Nepal’s tremendous commitment to increasing coordinated law enforcement activities, harsh prosecution for poachers, and wildlife monitoring sets the nation apart from many other tiger range states. Hundreds of dedicated personnel from the Nepal Army and DNPWC jointly patrol Parsa Wildlife Reserve and other protected areas, preventing poaching of Nepal’s iconic wildlife, from the tiger to the greater one-horned rhinoceros. Yet there is still much work to be done.
Parsa’s tiger rebound can also be attributed to the empowerment of the country’s National Park and Wildlife Reserve Wardens, who maintain the authority to arrest, convict and sentence poachers. This model is in stark contrast to many tiger range states where poachers often escape with little to no jail time or fines, even after sentencing.
The success of these stringent anti-poaching efforts is especially evident in neighboring Chitwan National Park. Acting as a source population for Parsa, tigers from Chitwan have moved into the adjoining landscape, accelerating population recovery, and ultimately creating a larger more viable population that extends across both protected areas.

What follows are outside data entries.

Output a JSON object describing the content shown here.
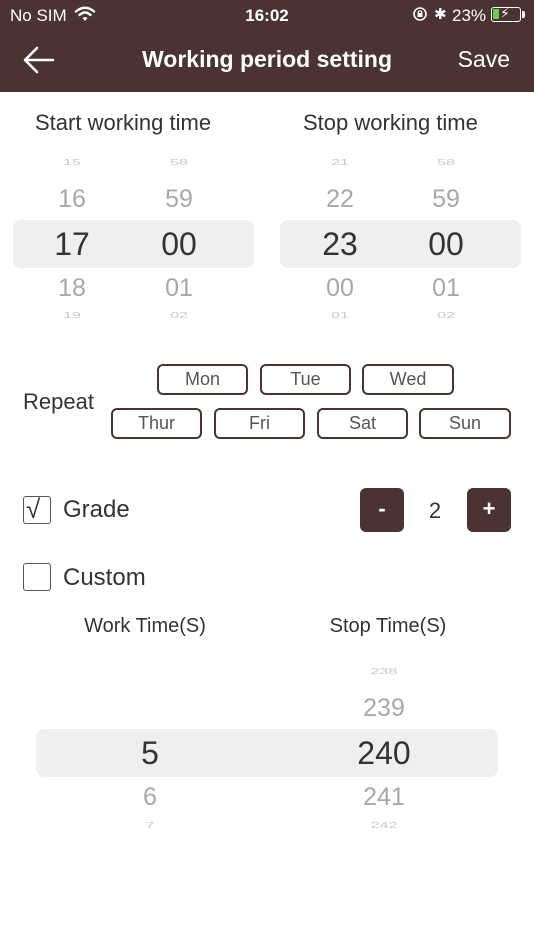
{
  "status_bar": {
    "carrier": "No SIM",
    "time": "16:02",
    "bluetooth": "✱",
    "battery_percent": "23%",
    "battery_bolt": "⚡"
  },
  "nav": {
    "title": "Working period setting",
    "save_label": "Save"
  },
  "start_time": {
    "label": "Start working time",
    "hour": {
      "far_above": "15",
      "above": "16",
      "selected": "17",
      "below": "18",
      "far_below": "19"
    },
    "minute": {
      "far_above": "58",
      "above": "59",
      "selected": "00",
      "below": "01",
      "far_below": "02"
    }
  },
  "stop_time": {
    "label": "Stop working time",
    "hour": {
      "far_above": "21",
      "above": "22",
      "selected": "23",
      "below": "00",
      "far_below": "01"
    },
    "minute": {
      "far_above": "58",
      "above": "59",
      "selected": "00",
      "below": "01",
      "far_below": "02"
    }
  },
  "repeat": {
    "label": "Repeat",
    "days": [
      "Mon",
      "Tue",
      "Wed",
      "Thur",
      "Fri",
      "Sat",
      "Sun"
    ]
  },
  "grade": {
    "label": "Grade",
    "checked": true,
    "check_mark": "√",
    "value": "2",
    "minus_label": "-",
    "plus_label": "+"
  },
  "custom": {
    "label": "Custom",
    "checked": false
  },
  "custom_times": {
    "work_header": "Work Time(S)",
    "stop_header": "Stop Time(S)",
    "work": {
      "selected": "5",
      "below": "6",
      "far_below": "7"
    },
    "stop": {
      "far_above": "238",
      "above": "239",
      "selected": "240",
      "below": "241",
      "far_below": "242"
    }
  },
  "colors": {
    "header_bg": "#4b3331",
    "accent": "#4b3331",
    "selection_band": "#efefef",
    "battery_fill": "#62d34a"
  }
}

Since 2014, Panthera and ZSL have collaborated in Parsa Wildlife Reserve to monitor tigers and their prey using camera traps, and provide training for effective law enforcement and use of SMART, a computer-based platform that improves the effectiveness of wildlife patrols.
Parsa is also a trial site for innovative conservation technologies, which have been effectively deployed to provide valuable information to park managers. This includes ZSL’s seismic and magnetic sensors and Panthera’s PoacherCam – a remote camera that distinguishes people from wildlife and can transmit images to law enforcement, to stop poaching before it happens.
ZSL in partnership with DNPWC has also recently equipped and supported the deployment of a state of the art Rapid Response Patrol team in Parsa, which further strengthens the capacity of the park management to prevent tiger poaching before it takes place.
Over the next few years Panthera and ZSL plan to expand their efforts to support the Government of Nepal in its tiger conservation initiatives across three other protected areas that are home to tigers in the lowlands of Nepal.
Panthera, founded in 2006, is devoted exclusively to preserving wild cats and their critical role in the world’s ecosystems. Panthera’s team of leading biologists, law enforcement experts and wild cat advocates develop innovative strategies based on the best available science to protect cheetahs, jaguars, leopards, lions, pumas, snow leopards and tigers and their vast landscapes. In 50 countries around the world, Panthera works with a wide variety of stakeholders to reduce or eliminate the most pressing threats to wild cats—securing their future, and ours. Visit panthera.org
Founded in 1826, the Zoological Society of London (ZSL) is an international scientific, conservation and educational charity whose mission is to promote and achieve the worldwide conservation of animals and their habitats. Our mission is realised through our ground-breaking science, our active conservation projects in more than 50 countries and our two Zoos, ZSL London Zoo and ZSL Whipsnade Zoo. For more information visit www.zsl.org